8.5.2. Location of Files

Your data files should not be directly browsable by the user, so they should not be in the web server's document tree. This is a mistake people frequently make when installing third party web applications. Many freely available web applications are distributed with all of their files -- including configuration files that contain important data like administrative passwords -- in one directory to make them easy to install. If you install the application as it comes packaged, then anyone who is familiar with the application can access the configuration information and possibly exploit it. Often these applications allow you to change filenames relatively easily, so some developers try to hide important data files by renaming them from their default name to a more obscure name. A much better solution is to move them out of the web document tree altogether.

Unless you store all of your data in an RDBMS, you should have a standard data tree just like your web document tree where you can store all your application data. Give each web application a subdirectory under the root data directory. Do not configure the web server to serve files out of this directory. In our examples, we use /usr/local/apache/data as the root of our data tree.

8.5.3. File Permissions

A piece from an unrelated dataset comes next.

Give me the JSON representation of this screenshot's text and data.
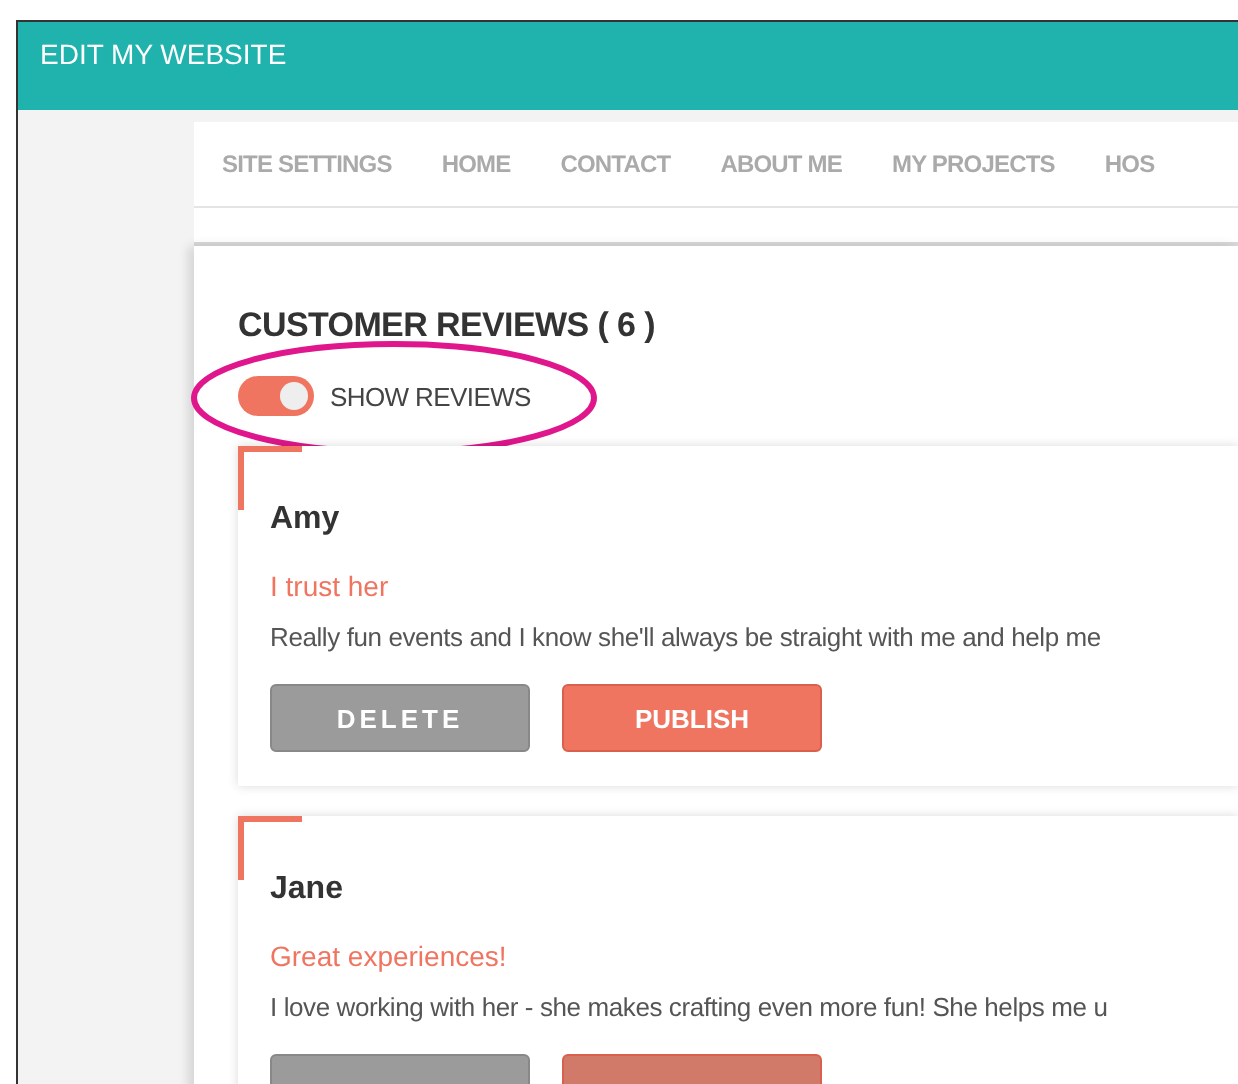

You should use your web server's filesystem to help you control read and write access to data files. On Unix systems, each directory and file has an owner, a group, and a set of permissions. The web server also runs as a particular user and group, such as nobody.

The web server should not have write access to any file it doesn't need to write to. This simple guideline may sound obvious, but it is often ignored in practice.

Data files that your scripts only need to read should be owned by nobody , and they should have a restrictive file permission like 0644. If the web server needs to be able to write to a file and it is not the creator of the file, you may want to set the group of the file to nobody and enable the group write bit by setting its permission to 0664.

If the web server needs to be able to create files or subdirectories within a directory, then that directory must be writable. Assign its group to nobody and change the permissions to 0775; otherwise, directories should be 0755. Realize that if you make a directory writable, then existing files can be deleted or replaced even if these files themselves are read-only.

8.4. Perl's Taint Mode8.6. Summary

Copyright © 2001 O'Reilly & Associates. All rights reserved.

CGI Programming with Perl
CGI Programming with Perl
ISBN: 1565924193
EAN: 2147483647
Year: 1999
Pages: 120

Similar book on Amazon

flylib.com © 2008-2017.
If you may any questions please contact us: flylib@qtcs.net